Step 6: Strategize to retain your best talent
Employee retention is important for any organization. The cost of hiring and training new employees and the loss of productivity when top performers leave is often more than you can afford to lose. Companies that build a culture of loyalty among their top performers have an advantage over those that do not. There are several strategies you can use to increase employee retention rates:
- Track data on turnover rates and reasons for leaving so you know where your organization stands in terms of talent retention against competitors or industry standards;
- Develop a strategy for how to handle low performers who continue to underperform despite repeated coaching or performance reviews;
- Establish clear career paths so people understand what they need to do to get promoted within your company;
- Create incentives such as bonuses or promotions that promote loyalty among staff members who have been with you the longest (this may require some additional budgeting).
Step 7: Plan for successions
It's essential to plan for all kinds of change, including succession, retirement, and disability. The organization's needs drive the process of succession planning. For example:
- Leadership changes may indicate a need to develop new leaders from within or bring in external talent.
- Retirement can open up opportunities for employees to prepare for their careers. It also creates openings where new people can be brought into an organization.
- Disability requires organizations to make sure they have adequate coverage on their disability insurance policies so that they are protected against such events and can get back up on their feet as quickly as possible after such an event occurs (i.e., losing an employee).
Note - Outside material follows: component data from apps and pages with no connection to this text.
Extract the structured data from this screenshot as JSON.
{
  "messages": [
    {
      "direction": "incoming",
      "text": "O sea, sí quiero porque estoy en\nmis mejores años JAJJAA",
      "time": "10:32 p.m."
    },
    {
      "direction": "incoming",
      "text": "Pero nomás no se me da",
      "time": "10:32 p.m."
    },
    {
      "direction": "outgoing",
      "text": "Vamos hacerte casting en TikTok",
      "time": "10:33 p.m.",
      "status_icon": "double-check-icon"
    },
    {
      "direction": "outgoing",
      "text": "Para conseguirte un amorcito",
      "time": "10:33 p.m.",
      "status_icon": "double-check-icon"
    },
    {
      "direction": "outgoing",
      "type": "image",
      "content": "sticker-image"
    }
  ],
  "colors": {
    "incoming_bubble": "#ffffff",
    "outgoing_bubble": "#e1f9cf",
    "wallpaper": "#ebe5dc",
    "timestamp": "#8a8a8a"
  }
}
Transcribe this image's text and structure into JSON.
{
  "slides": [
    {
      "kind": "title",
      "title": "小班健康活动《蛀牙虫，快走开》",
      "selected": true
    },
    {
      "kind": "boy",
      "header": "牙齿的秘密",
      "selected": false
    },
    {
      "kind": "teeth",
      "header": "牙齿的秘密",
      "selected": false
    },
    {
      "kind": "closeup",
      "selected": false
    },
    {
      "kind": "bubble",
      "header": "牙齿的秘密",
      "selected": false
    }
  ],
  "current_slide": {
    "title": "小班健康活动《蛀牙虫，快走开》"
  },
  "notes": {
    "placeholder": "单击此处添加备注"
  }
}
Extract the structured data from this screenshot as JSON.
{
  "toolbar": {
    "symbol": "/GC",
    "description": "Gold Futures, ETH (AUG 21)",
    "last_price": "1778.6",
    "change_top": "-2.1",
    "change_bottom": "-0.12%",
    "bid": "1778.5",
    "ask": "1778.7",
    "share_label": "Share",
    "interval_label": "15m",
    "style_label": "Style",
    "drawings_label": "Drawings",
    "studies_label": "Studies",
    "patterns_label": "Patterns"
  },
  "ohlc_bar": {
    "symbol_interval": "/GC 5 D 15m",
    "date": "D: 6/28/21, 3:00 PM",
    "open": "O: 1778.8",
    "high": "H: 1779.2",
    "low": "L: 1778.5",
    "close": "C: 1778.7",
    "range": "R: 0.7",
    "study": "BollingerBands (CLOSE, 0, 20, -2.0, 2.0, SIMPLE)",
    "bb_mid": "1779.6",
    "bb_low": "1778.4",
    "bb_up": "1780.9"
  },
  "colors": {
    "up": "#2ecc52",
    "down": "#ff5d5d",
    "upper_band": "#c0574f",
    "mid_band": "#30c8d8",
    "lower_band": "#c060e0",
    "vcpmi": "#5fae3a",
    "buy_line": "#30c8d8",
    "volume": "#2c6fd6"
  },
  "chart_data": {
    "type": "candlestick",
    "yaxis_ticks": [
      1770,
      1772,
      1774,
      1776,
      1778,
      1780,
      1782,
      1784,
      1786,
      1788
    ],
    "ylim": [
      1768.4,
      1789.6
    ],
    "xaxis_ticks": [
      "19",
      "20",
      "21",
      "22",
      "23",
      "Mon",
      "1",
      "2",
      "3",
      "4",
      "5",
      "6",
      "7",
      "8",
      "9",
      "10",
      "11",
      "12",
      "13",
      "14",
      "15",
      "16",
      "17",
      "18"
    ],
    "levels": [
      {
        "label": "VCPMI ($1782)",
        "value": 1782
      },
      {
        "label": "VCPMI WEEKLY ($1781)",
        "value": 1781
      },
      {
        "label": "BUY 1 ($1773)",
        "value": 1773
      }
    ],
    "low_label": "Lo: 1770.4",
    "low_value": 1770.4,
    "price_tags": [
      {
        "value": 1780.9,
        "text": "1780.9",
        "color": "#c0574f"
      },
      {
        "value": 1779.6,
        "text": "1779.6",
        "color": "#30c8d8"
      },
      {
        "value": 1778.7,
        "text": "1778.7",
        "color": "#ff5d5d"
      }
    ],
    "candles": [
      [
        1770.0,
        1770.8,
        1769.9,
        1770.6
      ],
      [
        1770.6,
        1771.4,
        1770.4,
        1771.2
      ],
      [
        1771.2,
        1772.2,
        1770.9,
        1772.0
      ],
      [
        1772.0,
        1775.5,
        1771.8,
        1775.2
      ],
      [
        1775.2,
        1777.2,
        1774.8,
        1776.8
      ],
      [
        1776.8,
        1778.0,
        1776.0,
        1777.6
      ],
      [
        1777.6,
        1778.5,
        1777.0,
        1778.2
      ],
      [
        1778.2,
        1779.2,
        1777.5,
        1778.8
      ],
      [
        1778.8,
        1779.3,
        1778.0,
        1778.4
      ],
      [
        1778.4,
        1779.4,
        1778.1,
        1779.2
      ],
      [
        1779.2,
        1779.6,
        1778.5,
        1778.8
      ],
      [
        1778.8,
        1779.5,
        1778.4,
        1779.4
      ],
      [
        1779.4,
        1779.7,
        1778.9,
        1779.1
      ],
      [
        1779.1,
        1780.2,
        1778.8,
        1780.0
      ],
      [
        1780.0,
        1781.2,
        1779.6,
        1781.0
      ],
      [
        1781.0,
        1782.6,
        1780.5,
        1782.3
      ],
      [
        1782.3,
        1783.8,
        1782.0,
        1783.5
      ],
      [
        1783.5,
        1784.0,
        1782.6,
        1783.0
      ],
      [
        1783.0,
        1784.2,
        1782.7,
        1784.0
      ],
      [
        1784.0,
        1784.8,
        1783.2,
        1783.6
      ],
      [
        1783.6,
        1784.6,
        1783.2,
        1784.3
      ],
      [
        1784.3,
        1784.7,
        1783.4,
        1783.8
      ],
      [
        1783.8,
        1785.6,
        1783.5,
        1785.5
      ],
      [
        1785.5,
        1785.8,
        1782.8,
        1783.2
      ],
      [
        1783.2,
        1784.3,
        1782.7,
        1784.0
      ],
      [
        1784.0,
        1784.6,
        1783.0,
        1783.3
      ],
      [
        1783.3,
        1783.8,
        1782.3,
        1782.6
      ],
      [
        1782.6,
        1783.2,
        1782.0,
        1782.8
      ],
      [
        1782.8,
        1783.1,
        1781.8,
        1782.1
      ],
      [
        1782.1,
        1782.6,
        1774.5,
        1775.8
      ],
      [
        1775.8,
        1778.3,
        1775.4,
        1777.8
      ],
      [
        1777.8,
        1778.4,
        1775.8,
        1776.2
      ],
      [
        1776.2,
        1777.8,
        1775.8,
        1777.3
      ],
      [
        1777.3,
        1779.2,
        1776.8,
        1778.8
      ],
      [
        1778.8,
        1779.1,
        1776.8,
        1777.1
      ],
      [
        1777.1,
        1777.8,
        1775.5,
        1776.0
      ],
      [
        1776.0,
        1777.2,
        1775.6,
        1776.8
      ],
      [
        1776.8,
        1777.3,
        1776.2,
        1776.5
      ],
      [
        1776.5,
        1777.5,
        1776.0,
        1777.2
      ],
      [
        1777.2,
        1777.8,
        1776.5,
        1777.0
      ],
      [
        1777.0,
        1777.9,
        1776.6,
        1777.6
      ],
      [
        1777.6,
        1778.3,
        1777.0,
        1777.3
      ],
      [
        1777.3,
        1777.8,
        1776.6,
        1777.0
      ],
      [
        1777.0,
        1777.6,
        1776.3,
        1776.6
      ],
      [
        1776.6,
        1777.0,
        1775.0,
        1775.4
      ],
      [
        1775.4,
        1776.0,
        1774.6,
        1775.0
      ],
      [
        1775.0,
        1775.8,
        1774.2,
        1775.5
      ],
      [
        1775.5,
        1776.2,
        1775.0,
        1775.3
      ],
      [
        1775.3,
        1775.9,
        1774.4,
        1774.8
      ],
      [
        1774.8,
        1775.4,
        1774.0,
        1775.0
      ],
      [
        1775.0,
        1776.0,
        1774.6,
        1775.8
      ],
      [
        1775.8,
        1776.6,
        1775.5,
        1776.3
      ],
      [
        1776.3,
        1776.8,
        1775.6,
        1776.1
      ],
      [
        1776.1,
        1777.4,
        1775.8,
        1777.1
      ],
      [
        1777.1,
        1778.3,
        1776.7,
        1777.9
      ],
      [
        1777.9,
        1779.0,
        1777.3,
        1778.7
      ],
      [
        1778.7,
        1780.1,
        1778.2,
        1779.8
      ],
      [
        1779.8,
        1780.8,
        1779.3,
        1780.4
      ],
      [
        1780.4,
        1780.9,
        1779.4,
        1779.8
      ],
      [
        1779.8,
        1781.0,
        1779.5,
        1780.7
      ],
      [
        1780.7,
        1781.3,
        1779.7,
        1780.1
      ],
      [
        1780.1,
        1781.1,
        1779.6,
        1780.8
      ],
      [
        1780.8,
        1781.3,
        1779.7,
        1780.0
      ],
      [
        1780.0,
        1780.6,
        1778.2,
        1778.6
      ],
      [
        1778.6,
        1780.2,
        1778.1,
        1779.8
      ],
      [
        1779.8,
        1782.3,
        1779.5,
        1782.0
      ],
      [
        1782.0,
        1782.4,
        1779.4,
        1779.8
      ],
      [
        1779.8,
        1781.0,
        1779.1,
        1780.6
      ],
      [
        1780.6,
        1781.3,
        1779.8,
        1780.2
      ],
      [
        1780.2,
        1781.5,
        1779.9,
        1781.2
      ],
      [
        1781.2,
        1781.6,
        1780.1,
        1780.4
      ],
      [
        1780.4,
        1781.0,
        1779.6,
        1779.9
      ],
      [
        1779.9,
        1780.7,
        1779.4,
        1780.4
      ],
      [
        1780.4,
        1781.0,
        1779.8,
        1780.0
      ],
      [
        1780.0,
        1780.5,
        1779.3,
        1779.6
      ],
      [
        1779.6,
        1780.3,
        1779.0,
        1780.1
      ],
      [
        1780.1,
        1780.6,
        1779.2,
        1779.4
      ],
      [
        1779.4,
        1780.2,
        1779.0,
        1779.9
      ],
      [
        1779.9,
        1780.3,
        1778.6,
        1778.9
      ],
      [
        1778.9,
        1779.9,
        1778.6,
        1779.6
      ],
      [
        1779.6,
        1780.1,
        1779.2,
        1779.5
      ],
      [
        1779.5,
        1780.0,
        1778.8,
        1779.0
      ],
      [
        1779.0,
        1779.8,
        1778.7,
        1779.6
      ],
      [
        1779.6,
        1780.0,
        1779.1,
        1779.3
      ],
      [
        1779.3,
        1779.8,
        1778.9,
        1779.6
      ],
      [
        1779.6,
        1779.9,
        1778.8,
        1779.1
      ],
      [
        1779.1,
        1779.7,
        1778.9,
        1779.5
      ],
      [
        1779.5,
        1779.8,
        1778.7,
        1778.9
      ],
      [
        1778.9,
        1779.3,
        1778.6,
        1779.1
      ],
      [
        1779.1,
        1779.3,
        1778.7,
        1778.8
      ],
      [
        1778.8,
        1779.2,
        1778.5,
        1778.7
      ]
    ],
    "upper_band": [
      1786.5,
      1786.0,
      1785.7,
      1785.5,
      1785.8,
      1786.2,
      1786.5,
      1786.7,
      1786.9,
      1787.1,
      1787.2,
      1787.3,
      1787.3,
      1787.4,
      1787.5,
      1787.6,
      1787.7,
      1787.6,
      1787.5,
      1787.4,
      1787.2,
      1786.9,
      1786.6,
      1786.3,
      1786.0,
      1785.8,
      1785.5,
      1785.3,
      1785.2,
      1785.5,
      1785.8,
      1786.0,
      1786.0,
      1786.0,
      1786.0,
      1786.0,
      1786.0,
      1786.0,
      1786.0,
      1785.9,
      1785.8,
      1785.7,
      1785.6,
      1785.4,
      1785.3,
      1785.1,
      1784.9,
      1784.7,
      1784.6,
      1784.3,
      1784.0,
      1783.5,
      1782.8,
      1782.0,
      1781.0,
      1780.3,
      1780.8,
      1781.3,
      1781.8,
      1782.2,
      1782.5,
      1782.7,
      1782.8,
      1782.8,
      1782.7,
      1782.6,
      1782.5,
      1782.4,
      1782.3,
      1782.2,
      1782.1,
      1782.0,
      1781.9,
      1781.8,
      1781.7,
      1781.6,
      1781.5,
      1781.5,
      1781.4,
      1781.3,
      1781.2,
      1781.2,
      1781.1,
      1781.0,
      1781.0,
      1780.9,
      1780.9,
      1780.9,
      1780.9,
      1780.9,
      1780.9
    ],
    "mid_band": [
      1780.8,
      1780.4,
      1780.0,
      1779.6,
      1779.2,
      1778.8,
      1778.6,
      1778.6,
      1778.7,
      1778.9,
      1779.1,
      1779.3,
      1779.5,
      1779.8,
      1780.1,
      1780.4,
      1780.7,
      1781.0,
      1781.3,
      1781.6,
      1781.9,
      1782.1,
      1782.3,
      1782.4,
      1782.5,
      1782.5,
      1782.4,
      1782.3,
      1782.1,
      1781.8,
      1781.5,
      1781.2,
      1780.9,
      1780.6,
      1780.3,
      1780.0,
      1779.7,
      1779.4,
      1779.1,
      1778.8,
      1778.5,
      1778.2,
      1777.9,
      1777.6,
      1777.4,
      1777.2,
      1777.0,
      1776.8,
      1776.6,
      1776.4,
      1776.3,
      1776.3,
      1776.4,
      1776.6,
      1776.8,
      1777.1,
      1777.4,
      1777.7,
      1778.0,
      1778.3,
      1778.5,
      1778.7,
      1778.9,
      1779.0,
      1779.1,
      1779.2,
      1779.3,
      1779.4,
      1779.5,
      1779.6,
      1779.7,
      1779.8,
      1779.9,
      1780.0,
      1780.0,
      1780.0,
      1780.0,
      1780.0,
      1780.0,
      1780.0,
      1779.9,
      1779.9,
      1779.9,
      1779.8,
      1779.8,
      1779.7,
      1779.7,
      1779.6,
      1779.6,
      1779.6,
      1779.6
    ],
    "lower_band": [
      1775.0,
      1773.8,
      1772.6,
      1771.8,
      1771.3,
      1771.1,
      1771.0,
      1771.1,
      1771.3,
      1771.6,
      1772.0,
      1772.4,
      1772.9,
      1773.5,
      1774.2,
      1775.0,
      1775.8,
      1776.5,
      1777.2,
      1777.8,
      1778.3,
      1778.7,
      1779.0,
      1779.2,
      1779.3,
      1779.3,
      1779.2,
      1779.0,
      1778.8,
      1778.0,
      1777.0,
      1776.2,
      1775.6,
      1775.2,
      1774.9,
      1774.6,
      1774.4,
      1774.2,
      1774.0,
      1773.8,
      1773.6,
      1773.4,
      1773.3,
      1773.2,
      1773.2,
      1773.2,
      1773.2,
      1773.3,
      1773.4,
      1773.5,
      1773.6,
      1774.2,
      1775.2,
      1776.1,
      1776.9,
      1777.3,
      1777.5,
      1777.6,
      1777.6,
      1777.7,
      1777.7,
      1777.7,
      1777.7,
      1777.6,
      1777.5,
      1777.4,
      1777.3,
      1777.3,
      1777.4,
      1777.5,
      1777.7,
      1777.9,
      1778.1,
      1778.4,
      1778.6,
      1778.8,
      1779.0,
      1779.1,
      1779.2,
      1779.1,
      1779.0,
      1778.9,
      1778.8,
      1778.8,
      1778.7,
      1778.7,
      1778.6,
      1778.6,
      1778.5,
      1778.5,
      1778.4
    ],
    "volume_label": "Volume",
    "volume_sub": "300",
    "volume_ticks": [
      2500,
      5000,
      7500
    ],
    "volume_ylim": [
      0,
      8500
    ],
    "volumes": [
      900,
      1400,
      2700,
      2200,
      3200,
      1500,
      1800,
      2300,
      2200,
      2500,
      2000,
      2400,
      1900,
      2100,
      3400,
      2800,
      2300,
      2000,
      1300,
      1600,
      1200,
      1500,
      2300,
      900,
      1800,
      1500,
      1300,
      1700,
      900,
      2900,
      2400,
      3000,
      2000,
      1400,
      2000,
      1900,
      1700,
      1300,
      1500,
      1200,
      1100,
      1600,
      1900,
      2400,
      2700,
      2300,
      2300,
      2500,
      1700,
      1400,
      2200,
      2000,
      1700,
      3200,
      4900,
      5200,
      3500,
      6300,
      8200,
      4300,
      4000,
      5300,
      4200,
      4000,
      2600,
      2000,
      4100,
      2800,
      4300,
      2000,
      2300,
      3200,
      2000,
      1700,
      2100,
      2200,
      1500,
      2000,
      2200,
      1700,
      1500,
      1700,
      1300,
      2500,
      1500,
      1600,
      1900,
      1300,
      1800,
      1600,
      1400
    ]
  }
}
As you can see, there's so much more to talent management than hiring the right people. So many different factors go into it—even more if you want to succeed! So make sure you know what strategy will work best for your company and how much time and effort it will take. But don't worry too much about making mistakes along the way: That's just part of the learning process when building a new program like this!